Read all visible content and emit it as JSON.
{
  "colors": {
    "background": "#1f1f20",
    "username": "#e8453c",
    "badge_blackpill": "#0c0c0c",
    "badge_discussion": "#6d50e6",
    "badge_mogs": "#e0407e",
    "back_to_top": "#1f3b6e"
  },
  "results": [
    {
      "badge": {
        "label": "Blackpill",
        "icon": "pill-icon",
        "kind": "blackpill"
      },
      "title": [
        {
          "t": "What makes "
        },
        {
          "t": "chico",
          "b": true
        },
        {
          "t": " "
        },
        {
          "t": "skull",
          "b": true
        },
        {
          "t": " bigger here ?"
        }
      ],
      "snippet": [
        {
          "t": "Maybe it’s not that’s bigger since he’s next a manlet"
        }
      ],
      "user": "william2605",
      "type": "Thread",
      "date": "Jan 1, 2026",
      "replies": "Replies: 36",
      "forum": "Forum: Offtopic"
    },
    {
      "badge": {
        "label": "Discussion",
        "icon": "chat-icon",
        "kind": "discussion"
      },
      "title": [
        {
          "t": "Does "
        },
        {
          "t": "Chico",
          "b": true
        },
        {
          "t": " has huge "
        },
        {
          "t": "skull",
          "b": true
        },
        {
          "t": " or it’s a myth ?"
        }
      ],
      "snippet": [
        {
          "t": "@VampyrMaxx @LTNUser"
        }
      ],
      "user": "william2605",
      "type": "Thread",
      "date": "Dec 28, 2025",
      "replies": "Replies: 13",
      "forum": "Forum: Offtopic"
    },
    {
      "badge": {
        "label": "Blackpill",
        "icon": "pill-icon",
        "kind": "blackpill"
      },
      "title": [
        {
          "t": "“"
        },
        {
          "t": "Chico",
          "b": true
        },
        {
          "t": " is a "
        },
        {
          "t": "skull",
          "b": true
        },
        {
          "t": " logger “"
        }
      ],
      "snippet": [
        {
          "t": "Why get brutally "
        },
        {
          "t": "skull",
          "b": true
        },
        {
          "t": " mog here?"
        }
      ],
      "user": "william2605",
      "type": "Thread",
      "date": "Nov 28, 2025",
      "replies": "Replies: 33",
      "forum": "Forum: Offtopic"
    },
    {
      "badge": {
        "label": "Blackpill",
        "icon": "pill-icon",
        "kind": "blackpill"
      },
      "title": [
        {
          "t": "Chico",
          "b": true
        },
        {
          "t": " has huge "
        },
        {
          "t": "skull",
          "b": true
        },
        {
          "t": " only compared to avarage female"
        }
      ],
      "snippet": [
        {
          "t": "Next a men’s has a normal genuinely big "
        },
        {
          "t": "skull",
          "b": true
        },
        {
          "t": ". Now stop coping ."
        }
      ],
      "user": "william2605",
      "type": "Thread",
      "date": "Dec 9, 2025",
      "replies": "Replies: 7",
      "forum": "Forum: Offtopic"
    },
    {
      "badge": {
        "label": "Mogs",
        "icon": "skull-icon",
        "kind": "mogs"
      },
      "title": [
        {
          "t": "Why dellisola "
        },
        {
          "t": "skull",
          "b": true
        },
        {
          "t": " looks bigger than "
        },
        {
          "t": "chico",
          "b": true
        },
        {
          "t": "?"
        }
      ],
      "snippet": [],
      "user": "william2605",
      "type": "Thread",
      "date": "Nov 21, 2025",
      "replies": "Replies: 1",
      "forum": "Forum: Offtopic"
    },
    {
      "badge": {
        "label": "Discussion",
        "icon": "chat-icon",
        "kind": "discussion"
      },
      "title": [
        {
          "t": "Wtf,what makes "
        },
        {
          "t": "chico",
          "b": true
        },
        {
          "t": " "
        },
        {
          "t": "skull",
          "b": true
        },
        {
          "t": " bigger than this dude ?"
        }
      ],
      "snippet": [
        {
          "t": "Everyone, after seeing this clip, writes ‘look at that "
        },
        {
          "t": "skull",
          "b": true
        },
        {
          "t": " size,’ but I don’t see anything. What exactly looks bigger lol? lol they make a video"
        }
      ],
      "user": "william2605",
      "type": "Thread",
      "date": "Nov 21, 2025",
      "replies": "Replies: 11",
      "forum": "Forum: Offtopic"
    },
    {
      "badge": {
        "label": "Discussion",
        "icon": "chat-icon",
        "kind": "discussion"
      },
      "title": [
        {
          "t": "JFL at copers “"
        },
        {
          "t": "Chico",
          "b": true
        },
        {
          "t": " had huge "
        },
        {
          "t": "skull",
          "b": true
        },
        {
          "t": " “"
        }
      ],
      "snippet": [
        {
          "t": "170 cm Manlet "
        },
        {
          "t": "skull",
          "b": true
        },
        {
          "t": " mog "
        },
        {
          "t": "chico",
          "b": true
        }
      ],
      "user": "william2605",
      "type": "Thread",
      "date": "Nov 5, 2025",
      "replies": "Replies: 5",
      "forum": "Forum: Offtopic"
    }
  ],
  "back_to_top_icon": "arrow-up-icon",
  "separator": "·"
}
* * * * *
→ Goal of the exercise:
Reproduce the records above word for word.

→ Exercise answer:
Read all visible content and emit it as JSON.
{
  "colors": {
    "background": "#1f1f20",
    "username": "#e8453c",
    "badge_blackpill": "#0c0c0c",
    "badge_discussion": "#6d50e6",
    "badge_mogs": "#e0407e",
    "back_to_top": "#1f3b6e"
  },
  "results": [
    {
      "badge": {
        "label": "Blackpill",
        "icon": "pill-icon",
        "kind": "blackpill"
      },
      "title": [
        {
          "t": "What makes "
        },
        {
          "t": "chico",
          "b": true
        },
        {
          "t": " "
        },
        {
          "t": "skull",
          "b": true
        },
        {
          "t": " bigger here ?"
        }
      ],
      "snippet": [
        {
          "t": "Maybe it’s not that’s bigger since he’s next a manlet"
        }
      ],
      "user": "william2605",
      "type": "Thread",
      "date": "Jan 1, 2026",
      "replies": "Replies: 36",
      "forum": "Forum: Offtopic"
    },
    {
      "badge": {
        "label": "Discussion",
        "icon": "chat-icon",
        "kind": "discussion"
      },
      "title": [
        {
          "t": "Does "
        },
        {
          "t": "Chico",
          "b": true
        },
        {
          "t": " has huge "
        },
        {
          "t": "skull",
          "b": true
        },
        {
          "t": " or it’s a myth ?"
        }
      ],
      "snippet": [
        {
          "t": "@VampyrMaxx @LTNUser"
        }
      ],
      "user": "william2605",
      "type": "Thread",
      "date": "Dec 28, 2025",
      "replies": "Replies: 13",
      "forum": "Forum: Offtopic"
    },
    {
      "badge": {
        "label": "Blackpill",
        "icon": "pill-icon",
        "kind": "blackpill"
      },
      "title": [
        {
          "t": "“"
        },
        {
          "t": "Chico",
          "b": true
        },
        {
          "t": " is a "
        },
        {
          "t": "skull",
          "b": true
        },
        {
          "t": " logger “"
        }
      ],
      "snippet": [
        {
          "t": "Why get brutally "
        },
        {
          "t": "skull",
          "b": true
        },
        {
          "t": " mog here?"
        }
      ],
      "user": "william2605",
      "type": "Thread",
      "date": "Nov 28, 2025",
      "replies": "Replies: 33",
      "forum": "Forum: Offtopic"
    },
    {
      "badge": {
        "label": "Blackpill",
        "icon": "pill-icon",
        "kind": "blackpill"
      },
      "title": [
        {
          "t": "Chico",
          "b": true
        },
        {
          "t": " has huge "
        },
        {
          "t": "skull",
          "b": true
        },
        {
          "t": " only compared to avarage female"
        }
      ],
      "snippet": [
        {
          "t": "Next a men’s has a normal genuinely big "
        },
        {
          "t": "skull",
          "b": true
        },
        {
          "t": ". Now stop coping ."
        }
      ],
      "user": "william2605",
      "type": "Thread",
      "date": "Dec 9, 2025",
      "replies": "Replies: 7",
      "forum": "Forum: Offtopic"
    },
    {
      "badge": {
        "label": "Mogs",
        "icon": "skull-icon",
        "kind": "mogs"
      },
      "title": [
        {
          "t": "Why dellisola "
        },
        {
          "t": "skull",
          "b": true
        },
        {
          "t": " looks bigger than "
        },
        {
          "t": "chico",
          "b": true
        },
        {
          "t": "?"
        }
      ],
      "snippet": [],
      "user": "william2605",
      "type": "Thread",
      "date": "Nov 21, 2025",
      "replies": "Replies: 1",
      "forum": "Forum: Offtopic"
    },
    {
      "badge": {
        "label": "Discussion",
        "icon": "chat-icon",
        "kind": "discussion"
      },
      "title": [
        {
          "t": "Wtf,what makes "
        },
        {
          "t": "chico",
          "b": true
        },
        {
          "t": " "
        },
        {
          "t": "skull",
          "b": true
        },
        {
          "t": " bigger than this dude ?"
        }
      ],
      "snippet": [
        {
          "t": "Everyone, after seeing this clip, writes ‘look at that "
        },
        {
          "t": "skull",
          "b": true
        },
        {
          "t": " size,’ but I don’t see anything. What exactly looks bigger lol? lol they make a video"
        }
      ],
      "user": "william2605",
      "type": "Thread",
      "date": "Nov 21, 2025",
      "replies": "Replies: 11",
      "forum": "Forum: Offtopic"
    },
    {
      "badge": {
        "label": "Discussion",
        "icon": "chat-icon",
        "kind": "discussion"
      },
      "title": [
        {
          "t": "JFL at copers “"
        },
        {
          "t": "Chico",
          "b": true
        },
        {
          "t": " had huge "
        },
        {
          "t": "skull",
          "b": true
        },
        {
          "t": " “"
        }
      ],
      "snippet": [
        {
          "t": "170 cm Manlet "
        },
        {
          "t": "skull",
          "b": true
        },
        {
          "t": " mog "
        },
        {
          "t": "chico",
          "b": true
        }
      ],
      "user": "william2605",
      "type": "Thread",
      "date": "Nov 5, 2025",
      "replies": "Replies: 5",
      "forum": "Forum: Offtopic"
    }
  ],
  "back_to_top_icon": "arrow-up-icon",
  "separator": "·"
}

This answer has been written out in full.